Ophiuchus Is Not A Sign: Here's The Difference Between Sidereal and Tropical Astrology (And What the Skeptics Never Tell You)
You may or may not remember back in 2011 when news started circulating about a new 13th zodiac sign, Ophiuchus, along with a list of new zodiac signs dates that more accurately reflected how much time the sun spent in front of each constellation on the ecliptic. This information was not new at the time - Snopes even has a page which mentions they've had people asking about it since 2002 - and it isn't new now, with the story going around again just last year.
The crutch of this argument is based on the precession of the equinoxes and it goes something like this: as the Earth spins on an axis, it "wobbles" like a top, then a bunch of science talk, and the eventual result is that the where the sun rises on the equinoxes separates from the fixed stars in the ecliptic. So, for example, 2000 years ago on the spring equinox the sun was rising in front of the constellation Aries, but today it rises in front of Pisces. Western astrologers, however, will tell you that you are an Aries even though the sun isn't actually rising in front of that constellation on that day. Also, there are 13 (or even 14, depending on who you ask) constellations that the sun travels through. This new supposed Sign, Ophiuchus, isn't used by astrologers even though it obviously should be. What a bunch of crazies, right?
Popular skeptics have brought up the 13th zodiac Sign and the precession of the equinoxes for a long time. Among today's most popular voices are Bill Nye, Neil deGrasse Tyson, Richard Dawkins, and even DNews. These are very high-profile names with a lot of weight behind them (well, at least some of them are) who are, unfortunately, educating people on astrology without knowing anything about it themselves. Which is particularly sad given that these are people who claim that their beliefs are based on reason and sound scientific research. Nobody did the minimal research required to learn the difference between a Sidereal and a Tropical calendar, or to learn that these are two systems for doing astrology with vastly different cultural and historical roots. So here I will tell you what the skeptics never do: Why Ophiuchus is not actually a Sign, and why the traditional Sun Sign dates given to you by astrologers are not actually wrong.

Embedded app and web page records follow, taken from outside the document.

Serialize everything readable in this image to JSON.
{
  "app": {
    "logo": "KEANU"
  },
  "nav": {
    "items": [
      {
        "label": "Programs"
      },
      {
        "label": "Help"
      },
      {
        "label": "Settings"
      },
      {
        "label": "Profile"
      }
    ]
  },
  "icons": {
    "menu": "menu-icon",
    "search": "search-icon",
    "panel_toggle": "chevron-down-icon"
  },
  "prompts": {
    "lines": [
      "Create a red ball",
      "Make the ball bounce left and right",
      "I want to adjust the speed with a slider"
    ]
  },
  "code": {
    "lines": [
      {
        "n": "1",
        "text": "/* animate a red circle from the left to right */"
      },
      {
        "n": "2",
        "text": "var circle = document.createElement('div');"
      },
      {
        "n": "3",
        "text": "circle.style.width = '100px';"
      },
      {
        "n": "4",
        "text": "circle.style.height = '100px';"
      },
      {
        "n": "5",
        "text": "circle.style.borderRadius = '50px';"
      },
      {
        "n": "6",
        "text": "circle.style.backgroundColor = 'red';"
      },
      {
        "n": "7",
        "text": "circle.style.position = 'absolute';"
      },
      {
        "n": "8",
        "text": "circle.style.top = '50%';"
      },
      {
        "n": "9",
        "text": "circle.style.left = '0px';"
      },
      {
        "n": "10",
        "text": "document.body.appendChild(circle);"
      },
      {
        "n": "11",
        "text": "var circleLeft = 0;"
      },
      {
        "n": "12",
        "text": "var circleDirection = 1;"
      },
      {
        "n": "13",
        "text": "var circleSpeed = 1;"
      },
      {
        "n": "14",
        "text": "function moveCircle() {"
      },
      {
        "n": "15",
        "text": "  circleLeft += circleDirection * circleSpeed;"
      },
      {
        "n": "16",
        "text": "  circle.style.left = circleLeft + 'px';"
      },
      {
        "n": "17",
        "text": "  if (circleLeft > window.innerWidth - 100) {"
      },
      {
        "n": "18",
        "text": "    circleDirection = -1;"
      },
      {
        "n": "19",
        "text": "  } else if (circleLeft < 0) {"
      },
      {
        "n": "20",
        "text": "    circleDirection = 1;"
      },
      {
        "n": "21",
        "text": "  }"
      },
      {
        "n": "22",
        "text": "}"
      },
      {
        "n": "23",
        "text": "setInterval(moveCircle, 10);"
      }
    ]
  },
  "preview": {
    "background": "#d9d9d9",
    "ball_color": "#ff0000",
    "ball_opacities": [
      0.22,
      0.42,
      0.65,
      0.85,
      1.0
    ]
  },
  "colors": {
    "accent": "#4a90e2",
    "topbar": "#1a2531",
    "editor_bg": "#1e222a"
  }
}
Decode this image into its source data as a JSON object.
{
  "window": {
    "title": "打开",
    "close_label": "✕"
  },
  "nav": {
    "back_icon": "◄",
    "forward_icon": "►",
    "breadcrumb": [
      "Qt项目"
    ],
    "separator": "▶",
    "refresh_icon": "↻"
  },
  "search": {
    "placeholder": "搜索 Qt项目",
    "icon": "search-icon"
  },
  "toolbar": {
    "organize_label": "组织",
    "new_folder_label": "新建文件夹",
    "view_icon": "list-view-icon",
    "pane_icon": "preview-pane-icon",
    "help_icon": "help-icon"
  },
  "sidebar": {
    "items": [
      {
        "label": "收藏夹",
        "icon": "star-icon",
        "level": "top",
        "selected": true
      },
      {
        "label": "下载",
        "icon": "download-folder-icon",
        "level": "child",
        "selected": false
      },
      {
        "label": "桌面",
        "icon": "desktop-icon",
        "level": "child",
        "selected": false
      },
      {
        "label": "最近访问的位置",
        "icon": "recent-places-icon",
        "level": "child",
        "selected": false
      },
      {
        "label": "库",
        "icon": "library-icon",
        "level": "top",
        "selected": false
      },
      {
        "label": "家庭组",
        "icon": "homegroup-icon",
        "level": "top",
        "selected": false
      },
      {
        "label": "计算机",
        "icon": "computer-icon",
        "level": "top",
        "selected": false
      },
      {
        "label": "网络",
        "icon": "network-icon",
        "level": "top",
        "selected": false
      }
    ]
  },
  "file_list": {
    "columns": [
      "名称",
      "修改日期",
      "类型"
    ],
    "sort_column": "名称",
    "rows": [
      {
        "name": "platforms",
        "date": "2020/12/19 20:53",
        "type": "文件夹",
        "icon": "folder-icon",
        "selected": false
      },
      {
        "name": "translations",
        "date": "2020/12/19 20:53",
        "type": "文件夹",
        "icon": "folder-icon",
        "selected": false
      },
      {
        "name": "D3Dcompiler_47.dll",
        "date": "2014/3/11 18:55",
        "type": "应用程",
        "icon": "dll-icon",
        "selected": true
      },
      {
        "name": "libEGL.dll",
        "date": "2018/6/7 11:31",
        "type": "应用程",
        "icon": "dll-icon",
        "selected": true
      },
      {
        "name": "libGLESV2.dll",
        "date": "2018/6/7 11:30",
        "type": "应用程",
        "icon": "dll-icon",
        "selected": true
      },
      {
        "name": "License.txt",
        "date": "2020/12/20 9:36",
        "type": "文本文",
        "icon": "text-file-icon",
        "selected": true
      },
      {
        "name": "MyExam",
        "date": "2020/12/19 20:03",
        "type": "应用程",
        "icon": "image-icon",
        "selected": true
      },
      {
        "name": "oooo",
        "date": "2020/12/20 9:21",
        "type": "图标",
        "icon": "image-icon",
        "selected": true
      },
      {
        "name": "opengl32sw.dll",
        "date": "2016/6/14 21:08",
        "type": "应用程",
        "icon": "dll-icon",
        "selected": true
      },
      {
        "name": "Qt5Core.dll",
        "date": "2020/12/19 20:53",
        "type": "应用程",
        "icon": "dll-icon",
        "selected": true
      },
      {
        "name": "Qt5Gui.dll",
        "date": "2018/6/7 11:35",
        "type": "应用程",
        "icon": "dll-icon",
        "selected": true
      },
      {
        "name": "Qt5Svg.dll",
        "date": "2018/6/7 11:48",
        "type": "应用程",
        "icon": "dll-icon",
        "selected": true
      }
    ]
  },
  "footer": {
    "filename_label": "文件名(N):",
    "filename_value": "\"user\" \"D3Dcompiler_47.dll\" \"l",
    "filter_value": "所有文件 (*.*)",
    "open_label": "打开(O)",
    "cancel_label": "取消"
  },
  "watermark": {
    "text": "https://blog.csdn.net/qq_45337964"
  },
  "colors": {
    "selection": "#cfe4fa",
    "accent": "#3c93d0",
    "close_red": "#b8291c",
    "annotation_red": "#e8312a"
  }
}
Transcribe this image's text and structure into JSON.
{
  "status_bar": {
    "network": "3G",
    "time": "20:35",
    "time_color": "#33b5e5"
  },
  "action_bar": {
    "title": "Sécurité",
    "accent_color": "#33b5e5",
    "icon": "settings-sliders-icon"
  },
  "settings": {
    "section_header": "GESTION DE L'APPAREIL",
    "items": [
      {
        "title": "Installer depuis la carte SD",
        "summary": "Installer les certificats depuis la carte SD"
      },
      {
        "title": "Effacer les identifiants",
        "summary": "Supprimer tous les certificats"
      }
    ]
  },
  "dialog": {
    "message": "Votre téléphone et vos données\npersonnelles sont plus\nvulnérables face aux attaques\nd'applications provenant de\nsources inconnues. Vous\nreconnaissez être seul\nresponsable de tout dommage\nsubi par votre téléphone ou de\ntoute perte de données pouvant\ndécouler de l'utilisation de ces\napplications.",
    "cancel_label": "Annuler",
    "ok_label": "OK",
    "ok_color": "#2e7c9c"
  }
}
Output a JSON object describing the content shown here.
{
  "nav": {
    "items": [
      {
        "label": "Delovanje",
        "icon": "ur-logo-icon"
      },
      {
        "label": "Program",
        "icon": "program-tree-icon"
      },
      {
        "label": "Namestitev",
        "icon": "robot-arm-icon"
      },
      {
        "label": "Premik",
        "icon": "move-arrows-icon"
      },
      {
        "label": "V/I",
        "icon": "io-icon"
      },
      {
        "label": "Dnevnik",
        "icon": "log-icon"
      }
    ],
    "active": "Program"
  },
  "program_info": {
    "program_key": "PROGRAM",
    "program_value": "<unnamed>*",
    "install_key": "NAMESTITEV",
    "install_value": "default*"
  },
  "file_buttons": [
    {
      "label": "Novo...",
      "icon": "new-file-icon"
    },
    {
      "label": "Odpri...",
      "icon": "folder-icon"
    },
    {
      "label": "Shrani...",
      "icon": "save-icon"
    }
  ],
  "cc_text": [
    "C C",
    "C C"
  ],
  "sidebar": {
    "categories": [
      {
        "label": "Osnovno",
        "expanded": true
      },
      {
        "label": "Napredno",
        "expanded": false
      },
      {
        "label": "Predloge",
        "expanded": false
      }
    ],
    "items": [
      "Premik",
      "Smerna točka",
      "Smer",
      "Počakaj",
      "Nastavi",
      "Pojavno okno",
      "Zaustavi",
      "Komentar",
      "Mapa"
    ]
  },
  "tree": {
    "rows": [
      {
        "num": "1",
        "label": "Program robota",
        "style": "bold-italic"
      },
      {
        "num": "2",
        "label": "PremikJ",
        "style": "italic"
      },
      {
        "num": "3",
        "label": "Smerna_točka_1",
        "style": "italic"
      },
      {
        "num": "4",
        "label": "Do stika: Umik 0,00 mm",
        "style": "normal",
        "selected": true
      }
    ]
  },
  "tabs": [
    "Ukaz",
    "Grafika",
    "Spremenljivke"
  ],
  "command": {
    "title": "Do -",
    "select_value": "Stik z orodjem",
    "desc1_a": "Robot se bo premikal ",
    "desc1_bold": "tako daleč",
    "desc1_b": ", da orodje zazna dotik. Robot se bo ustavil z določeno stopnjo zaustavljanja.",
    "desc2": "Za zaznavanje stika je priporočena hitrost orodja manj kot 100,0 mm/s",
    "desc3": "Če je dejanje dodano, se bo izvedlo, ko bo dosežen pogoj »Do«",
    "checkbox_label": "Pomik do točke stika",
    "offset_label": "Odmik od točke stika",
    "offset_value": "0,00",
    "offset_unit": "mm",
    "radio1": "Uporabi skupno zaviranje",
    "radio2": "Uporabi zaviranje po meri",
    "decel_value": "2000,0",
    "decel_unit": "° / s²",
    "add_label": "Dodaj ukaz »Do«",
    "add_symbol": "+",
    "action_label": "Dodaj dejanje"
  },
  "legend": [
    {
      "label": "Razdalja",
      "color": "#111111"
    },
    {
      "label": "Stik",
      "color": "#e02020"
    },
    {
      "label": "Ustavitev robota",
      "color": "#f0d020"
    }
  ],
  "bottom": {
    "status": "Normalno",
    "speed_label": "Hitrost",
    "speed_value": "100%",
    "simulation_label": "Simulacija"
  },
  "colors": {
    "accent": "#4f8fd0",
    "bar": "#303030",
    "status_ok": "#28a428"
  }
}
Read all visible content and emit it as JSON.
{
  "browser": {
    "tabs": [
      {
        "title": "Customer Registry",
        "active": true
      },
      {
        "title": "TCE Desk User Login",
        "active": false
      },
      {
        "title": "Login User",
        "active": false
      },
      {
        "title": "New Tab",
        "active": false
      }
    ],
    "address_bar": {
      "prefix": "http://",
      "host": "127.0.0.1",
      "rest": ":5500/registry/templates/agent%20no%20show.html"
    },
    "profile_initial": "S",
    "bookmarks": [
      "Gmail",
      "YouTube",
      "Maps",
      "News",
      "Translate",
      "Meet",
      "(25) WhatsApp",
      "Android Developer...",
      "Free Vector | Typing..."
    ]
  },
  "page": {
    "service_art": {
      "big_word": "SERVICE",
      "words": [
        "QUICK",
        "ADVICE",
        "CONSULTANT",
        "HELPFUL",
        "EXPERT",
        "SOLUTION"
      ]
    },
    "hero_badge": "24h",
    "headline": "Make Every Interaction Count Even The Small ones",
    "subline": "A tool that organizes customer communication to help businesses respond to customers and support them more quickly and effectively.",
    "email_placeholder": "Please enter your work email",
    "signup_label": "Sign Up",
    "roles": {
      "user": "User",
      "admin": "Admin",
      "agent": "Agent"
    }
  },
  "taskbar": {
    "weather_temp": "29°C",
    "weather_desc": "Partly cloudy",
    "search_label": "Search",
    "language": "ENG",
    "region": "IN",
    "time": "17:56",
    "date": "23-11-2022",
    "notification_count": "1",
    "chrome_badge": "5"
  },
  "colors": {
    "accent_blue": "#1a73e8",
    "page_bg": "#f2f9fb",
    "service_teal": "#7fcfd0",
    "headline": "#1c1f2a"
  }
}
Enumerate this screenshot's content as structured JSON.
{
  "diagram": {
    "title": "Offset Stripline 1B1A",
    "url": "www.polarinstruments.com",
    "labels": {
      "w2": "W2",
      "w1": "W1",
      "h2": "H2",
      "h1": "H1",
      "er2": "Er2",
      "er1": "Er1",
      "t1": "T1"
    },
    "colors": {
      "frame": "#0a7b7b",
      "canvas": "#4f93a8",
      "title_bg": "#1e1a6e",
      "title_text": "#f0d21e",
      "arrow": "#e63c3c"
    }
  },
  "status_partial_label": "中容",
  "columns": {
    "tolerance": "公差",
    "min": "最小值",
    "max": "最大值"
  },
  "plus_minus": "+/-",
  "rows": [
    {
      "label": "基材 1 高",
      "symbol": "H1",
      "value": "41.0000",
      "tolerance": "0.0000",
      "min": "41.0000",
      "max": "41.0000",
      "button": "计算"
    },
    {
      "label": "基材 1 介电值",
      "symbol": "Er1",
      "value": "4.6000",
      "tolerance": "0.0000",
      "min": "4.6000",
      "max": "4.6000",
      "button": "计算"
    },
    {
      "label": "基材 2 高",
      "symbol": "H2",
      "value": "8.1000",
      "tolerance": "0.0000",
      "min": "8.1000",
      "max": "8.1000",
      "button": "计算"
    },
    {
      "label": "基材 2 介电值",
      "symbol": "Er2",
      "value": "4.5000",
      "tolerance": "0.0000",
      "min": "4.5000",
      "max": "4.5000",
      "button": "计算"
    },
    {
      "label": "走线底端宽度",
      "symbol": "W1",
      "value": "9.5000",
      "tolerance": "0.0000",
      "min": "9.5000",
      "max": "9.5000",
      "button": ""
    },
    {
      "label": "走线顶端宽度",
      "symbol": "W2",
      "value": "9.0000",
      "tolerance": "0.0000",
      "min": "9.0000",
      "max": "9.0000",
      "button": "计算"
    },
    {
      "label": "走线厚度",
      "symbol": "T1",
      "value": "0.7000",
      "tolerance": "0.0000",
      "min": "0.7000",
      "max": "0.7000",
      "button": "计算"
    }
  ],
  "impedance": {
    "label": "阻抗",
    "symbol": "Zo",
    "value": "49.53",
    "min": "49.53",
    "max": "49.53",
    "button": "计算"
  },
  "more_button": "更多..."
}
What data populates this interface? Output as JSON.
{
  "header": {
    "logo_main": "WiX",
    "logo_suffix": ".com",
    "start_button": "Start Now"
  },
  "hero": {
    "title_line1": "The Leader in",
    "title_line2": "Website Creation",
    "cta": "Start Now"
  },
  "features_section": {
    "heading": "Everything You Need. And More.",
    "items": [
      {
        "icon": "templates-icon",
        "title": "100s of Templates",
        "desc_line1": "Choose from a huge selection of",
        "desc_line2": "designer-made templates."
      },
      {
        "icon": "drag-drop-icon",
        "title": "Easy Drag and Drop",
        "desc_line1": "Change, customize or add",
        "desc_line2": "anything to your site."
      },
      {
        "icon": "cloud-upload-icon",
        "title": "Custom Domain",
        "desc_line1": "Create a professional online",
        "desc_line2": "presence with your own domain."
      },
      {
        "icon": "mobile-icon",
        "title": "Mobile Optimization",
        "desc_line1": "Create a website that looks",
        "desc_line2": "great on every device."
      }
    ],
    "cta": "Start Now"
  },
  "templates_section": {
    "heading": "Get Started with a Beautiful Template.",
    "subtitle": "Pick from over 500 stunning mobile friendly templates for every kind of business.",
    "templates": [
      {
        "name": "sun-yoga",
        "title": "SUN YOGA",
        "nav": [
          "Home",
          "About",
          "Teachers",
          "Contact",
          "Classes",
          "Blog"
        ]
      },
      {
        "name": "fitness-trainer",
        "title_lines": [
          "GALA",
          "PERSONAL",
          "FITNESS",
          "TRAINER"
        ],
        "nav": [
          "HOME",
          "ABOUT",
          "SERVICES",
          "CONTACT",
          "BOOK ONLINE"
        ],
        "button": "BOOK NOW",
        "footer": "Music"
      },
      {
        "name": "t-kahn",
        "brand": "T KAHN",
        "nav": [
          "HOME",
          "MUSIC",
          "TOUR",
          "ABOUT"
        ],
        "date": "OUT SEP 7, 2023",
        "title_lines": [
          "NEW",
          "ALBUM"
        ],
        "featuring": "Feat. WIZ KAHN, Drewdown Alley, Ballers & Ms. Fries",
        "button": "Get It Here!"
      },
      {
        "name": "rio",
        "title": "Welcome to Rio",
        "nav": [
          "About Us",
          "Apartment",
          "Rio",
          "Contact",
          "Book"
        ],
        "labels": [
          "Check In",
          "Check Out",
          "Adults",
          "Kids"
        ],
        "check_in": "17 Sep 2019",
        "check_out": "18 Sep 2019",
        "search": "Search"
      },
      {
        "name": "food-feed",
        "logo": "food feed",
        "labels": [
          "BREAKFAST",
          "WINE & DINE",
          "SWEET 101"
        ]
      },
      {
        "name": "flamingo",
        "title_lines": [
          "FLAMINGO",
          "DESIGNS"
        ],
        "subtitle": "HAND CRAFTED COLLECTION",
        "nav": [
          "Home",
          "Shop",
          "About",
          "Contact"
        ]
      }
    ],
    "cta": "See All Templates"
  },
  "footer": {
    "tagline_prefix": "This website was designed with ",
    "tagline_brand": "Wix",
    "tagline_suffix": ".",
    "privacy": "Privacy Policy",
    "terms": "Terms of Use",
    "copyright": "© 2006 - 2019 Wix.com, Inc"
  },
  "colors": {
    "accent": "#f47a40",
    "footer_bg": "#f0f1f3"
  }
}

A SIDEREAL CALENDAR FOLLOWS THE STARS
A Sidereal calendar tracks how long it takes for the sun to travel from the beginning of one constellation all the way around the ecliptic to the same spot again. Sidereal (also called Eastern, Indian, or Vedic) astrology begins when the sun crosses in front of the constellation Aries, until it circles around to Aries again. According to the dates on that Time Magazine article, a modern sidereal calendar (with sections showing how much time the sun spends in front of each constellation) would look something like this:
A TROPICAL CALENDAR FOLLOWS THE SEASONS
On the other hand, a Tropical calendar measures the length of time between equinox and equinox. As you may remember from me talking about the Elements and Qualities, in Tropical (also called Western) astrology, Aries begins with the spring equinox, Cancer with the summer solstice, Libra with the fall equinox, and Capricorn with the winter solstice. Drawn as a circle, this divides the circle into 4, which is further divided into 12 equal parts, with each Sign being a section of the seasonal year. You can see this in the image below:
See how there are two different calendar systems? One tied to the stars, and one tied to the seasons? All astrology began with a Sidereal calendar somewhere around 1800 BCE, when the stars on the ecliptic were first grouped into a sidereal calendar by the Babylonians. But Ptolemy switched to a Tropical calendar back in the first century CE, and all the West followed suit. As Nicolas Campion explains:
Western astrologers use a Tropical calendar to practice astrology, and have for thousands of years. This means that each Sign is not a constellation, but a section of the seasonal year. Eastern astrologers use a Sidereal, star-based calendar to practice astrology; most of this group are found within Indian communities, or within the Hindu faith. These are two different systems based on two different calendars, and any arguments for or against astrology's scientific standing should be directed at the appropriate side. So if you have questions or arguments against astrology that have anything to do with the stars, just note that they will not be valid against the vast majority of astrologers in the West.